It also needs to be more careful in its use of language: words such as "inadequate" are no way to sum up the performance of a school without much more substantial evidence than the current framework would appear to make possible.
All the conflict and anxiety surrounding inspections is justified because it is in the pupil's interest, the inspectorate would argue.
But even this argument has to be held up to closer examination. When I visited a school which was piloting a student-led inspection last month, the opinion of pupils about Ofsted was far harsher than those of their teachers. "Ofsted just brings fear", was one comment.
No one is denying the need to try to raise standards. But the move to ever closer scrutiny of the work of "underperforming" schools represents the inspectorate, and politicians, taking the easy way out: a knee-jerk reaction to "get tough" on failure.
Standards may indeed have stalled: two international reports last year suggested that gains in England's test and exam results in the 1990s were not reflected by improvements in ranking.

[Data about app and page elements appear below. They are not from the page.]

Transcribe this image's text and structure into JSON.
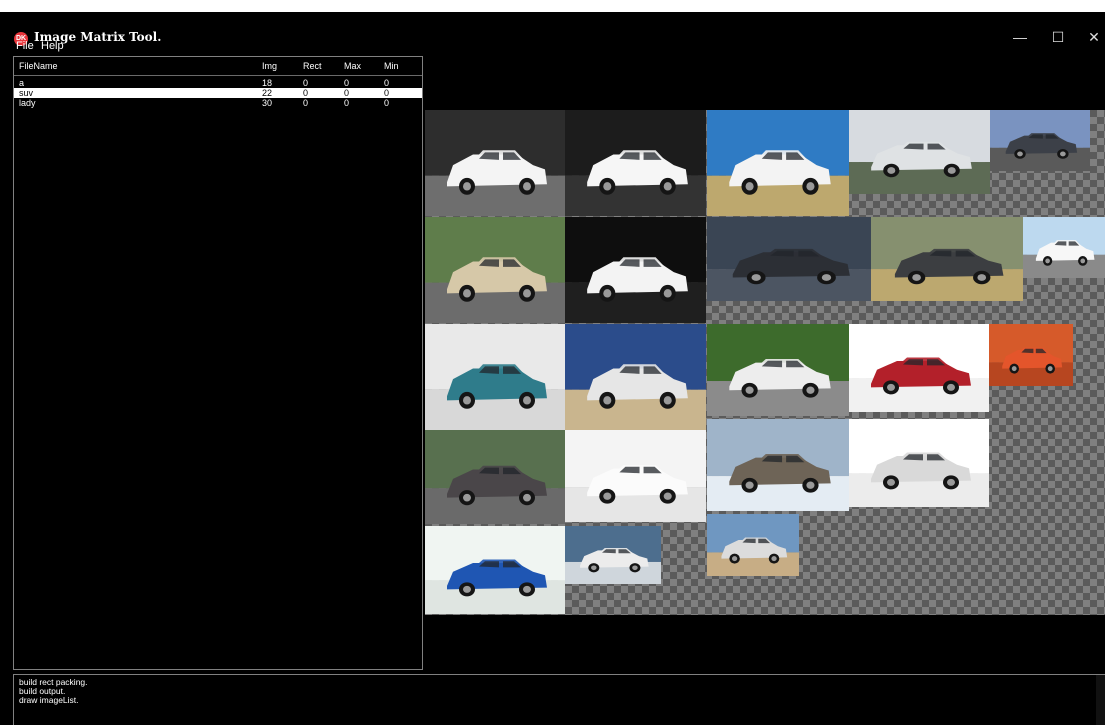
{
  "window": {
    "title": "Image Matrix Tool.",
    "icon_text": "DK",
    "controls": [
      "—",
      "☐",
      "✕"
    ]
  },
  "menu": [
    "File",
    "Help"
  ],
  "file_table": {
    "columns": [
      "FileName",
      "Img",
      "Rect",
      "Max",
      "Min"
    ],
    "rows": [
      {
        "name": "a",
        "img": "18",
        "rect": "0",
        "max": "0",
        "min": "0"
      },
      {
        "name": "suv",
        "img": "22",
        "rect": "0",
        "max": "0",
        "min": "0"
      },
      {
        "name": "lady",
        "img": "30",
        "rect": "0",
        "max": "0",
        "min": "0"
      }
    ],
    "selected_index": 1
  },
  "log": [
    "build rect packing.",
    "build output.",
    "draw imageList."
  ],
  "tiles": [
    {
      "sky": "#2d2d2d",
      "ground": "#6e6e6e",
      "car": "#f4f4f4"
    },
    {
      "sky": "#1c1c1c",
      "ground": "#333333",
      "car": "#f6f6f6"
    },
    {
      "sky": "#2f7bc4",
      "ground": "#bda86e",
      "car": "#f3f3f3"
    },
    {
      "sky": "#d7dbe0",
      "ground": "#5d6b55",
      "car": "#dfe2e4"
    },
    {
      "sky": "#7a93c0",
      "ground": "#5a5a5a",
      "car": "#3c4048"
    },
    {
      "sky": "#5f7d4b",
      "ground": "#6c6c6c",
      "car": "#d6c8a8"
    },
    {
      "sky": "#0e0e0e",
      "ground": "#1f1f1f",
      "car": "#f3f3f3"
    },
    {
      "sky": "#3a4554",
      "ground": "#4c5562",
      "car": "#2c2f35"
    },
    {
      "sky": "#86906f",
      "ground": "#bca86f",
      "car": "#3c3e41"
    },
    {
      "sky": "#bdd9ef",
      "ground": "#8a8a8a",
      "car": "#f7f7f7"
    },
    {
      "sky": "#e9e9e9",
      "ground": "#d8d8d8",
      "car": "#2f7c8b"
    },
    {
      "sky": "#2b4c8b",
      "ground": "#c9b58e",
      "car": "#e6e6e6"
    },
    {
      "sky": "#3d6b2c",
      "ground": "#8b8b8b",
      "car": "#ededed"
    },
    {
      "sky": "#ffffff",
      "ground": "#f1f1f1",
      "car": "#b3202a"
    },
    {
      "sky": "#d65a2a",
      "ground": "#b74620",
      "car": "#e4552b"
    },
    {
      "sky": "#58704f",
      "ground": "#6a6a6a",
      "car": "#4a4649"
    },
    {
      "sky": "#f4f4f4",
      "ground": "#e6e6e6",
      "car": "#fbfbfb"
    },
    {
      "sky": "#9fb4c9",
      "ground": "#e4ecf3",
      "car": "#6e6457"
    },
    {
      "sky": "#ffffff",
      "ground": "#ececec",
      "car": "#d9d9d9"
    },
    {
      "sky": "#f0f5f2",
      "ground": "#dfe5e1",
      "car": "#1f56b3"
    },
    {
      "sky": "#4d6e8e",
      "ground": "#cfd6dc",
      "car": "#ececec"
    },
    {
      "sky": "#6f97c1",
      "ground": "#c7ad85",
      "car": "#dcdcdc"
    }
  ]
}
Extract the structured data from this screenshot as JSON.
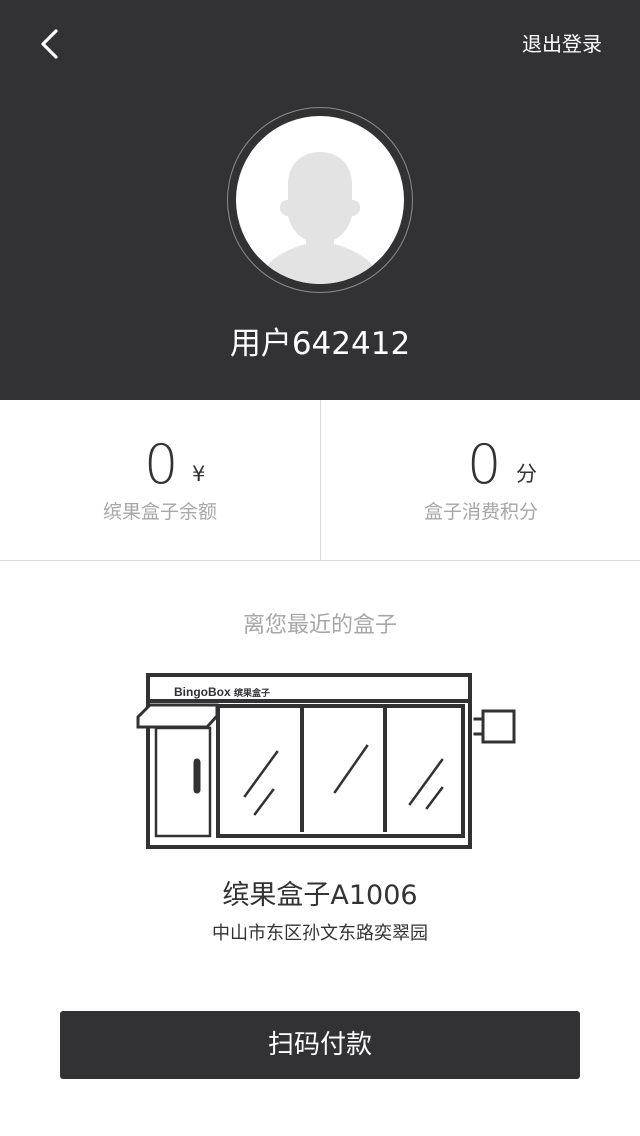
{
  "header": {
    "back_icon": "chevron-left-icon",
    "logout_label": "退出登录",
    "avatar_icon": "user-avatar-icon",
    "username": "用户642412"
  },
  "stats": {
    "balance": {
      "value": "0",
      "unit": "¥",
      "label": "缤果盒子余额"
    },
    "points": {
      "value": "0",
      "unit": "分",
      "label": "盒子消费积分"
    }
  },
  "nearest_box": {
    "heading": "离您最近的盒子",
    "illustration_brand": "BingoBox",
    "illustration_brand_cn": "缤果盒子",
    "name": "缤果盒子A1006",
    "address": "中山市东区孙文东路奕翠园"
  },
  "action": {
    "pay_label": "扫码付款"
  },
  "colors": {
    "header_bg": "#323235",
    "label_gray": "#a7a7a7",
    "text_dark": "#333333",
    "button_bg": "#323235"
  }
}
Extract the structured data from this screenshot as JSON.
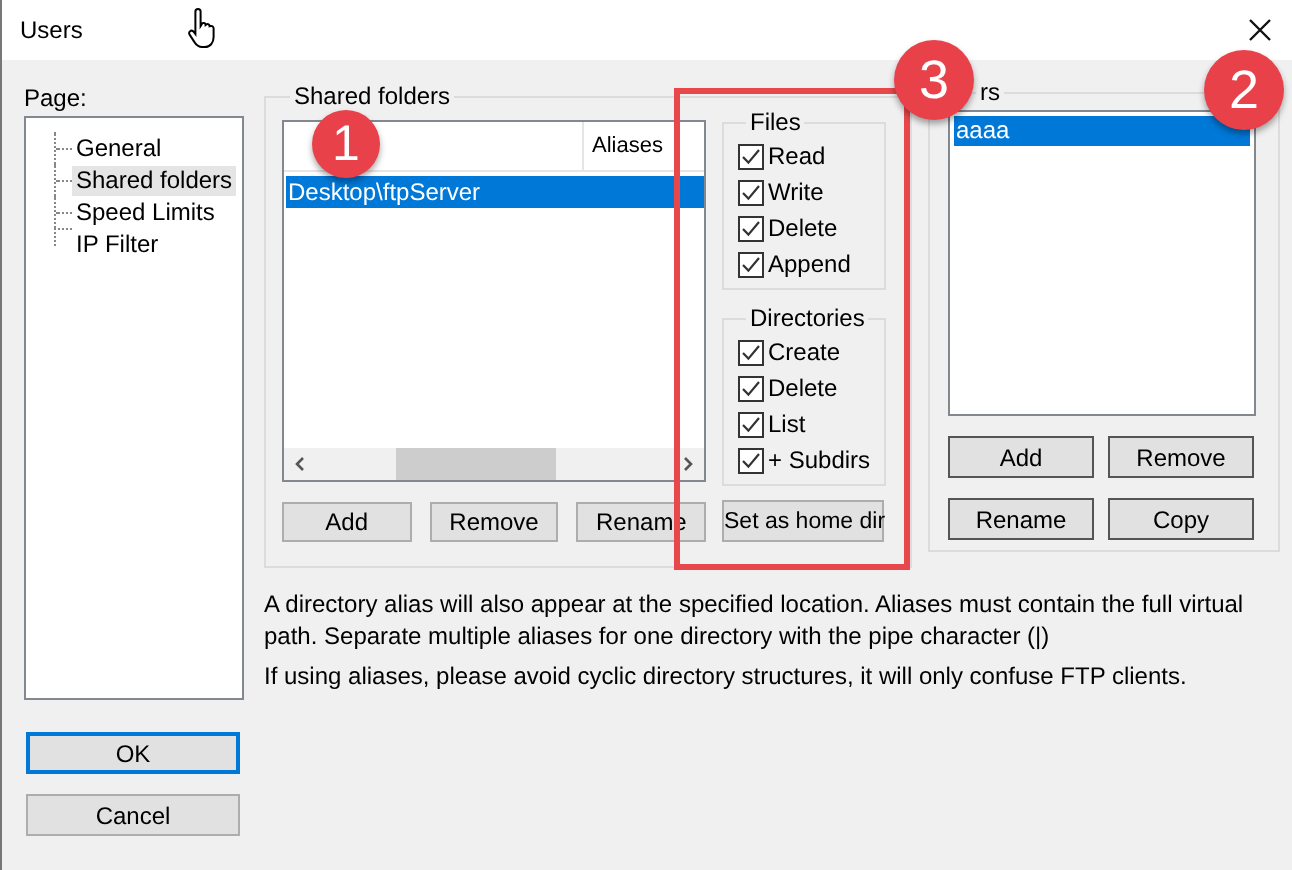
{
  "window": {
    "title": "Users"
  },
  "page_label": "Page:",
  "tree": {
    "items": [
      {
        "label": "General",
        "selected": false
      },
      {
        "label": "Shared folders",
        "selected": true
      },
      {
        "label": "Speed Limits",
        "selected": false
      },
      {
        "label": "IP Filter",
        "selected": false
      }
    ]
  },
  "shared_folders": {
    "title": "Shared folders",
    "aliases_column": "Aliases",
    "rows": [
      {
        "directory": "Desktop\\ftpServer",
        "selected": true
      }
    ],
    "buttons": [
      "Add",
      "Remove",
      "Rename"
    ],
    "files": {
      "title": "Files",
      "options": [
        {
          "label": "Read",
          "checked": true
        },
        {
          "label": "Write",
          "checked": true
        },
        {
          "label": "Delete",
          "checked": true
        },
        {
          "label": "Append",
          "checked": true
        }
      ]
    },
    "directories": {
      "title": "Directories",
      "options": [
        {
          "label": "Create",
          "checked": true
        },
        {
          "label": "Delete",
          "checked": true
        },
        {
          "label": "List",
          "checked": true
        },
        {
          "label": "+ Subdirs",
          "checked": true
        }
      ]
    },
    "home_button": "Set as home dir"
  },
  "users": {
    "title": "rs",
    "items": [
      {
        "label": "aaaa",
        "selected": true
      }
    ],
    "buttons": [
      "Add",
      "Remove",
      "Rename",
      "Copy"
    ]
  },
  "notes": [
    "A directory alias will also appear at the specified location. Aliases must contain the full virtual path. Separate multiple aliases for one directory with the pipe character (|)",
    "If using aliases, please avoid cyclic directory structures, it will only confuse FTP clients."
  ],
  "dialog_buttons": [
    {
      "label": "OK",
      "default": true
    },
    {
      "label": "Cancel",
      "default": false
    }
  ],
  "annotations": [
    {
      "label": "1"
    },
    {
      "label": "3"
    },
    {
      "label": "2"
    }
  ]
}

This country already has one of the most intrusive and punitive systems of accountability in the world, so the fictional example of Mr X could be seen as just an extension of a trend.
Is the solution to this problem more of the same? Ofsted's document offers little to suggest that the answer is 'yes'.
Inspections should revert to being much more of a rounded assessment of a school's provision, rather than focus so relentlessly on test and exam results.
More fundamentally, Ofsted and the Government need to start working with teachers, encouraging professionalism and supporting, rather than punishing, them for working with hard-to-educate children.
- Cynthia Bartlett's paper on tests, targets, league tables and inspections is available at email@example.com
Warwick Mansell, TES reporter and author of 'Education by Numbers'.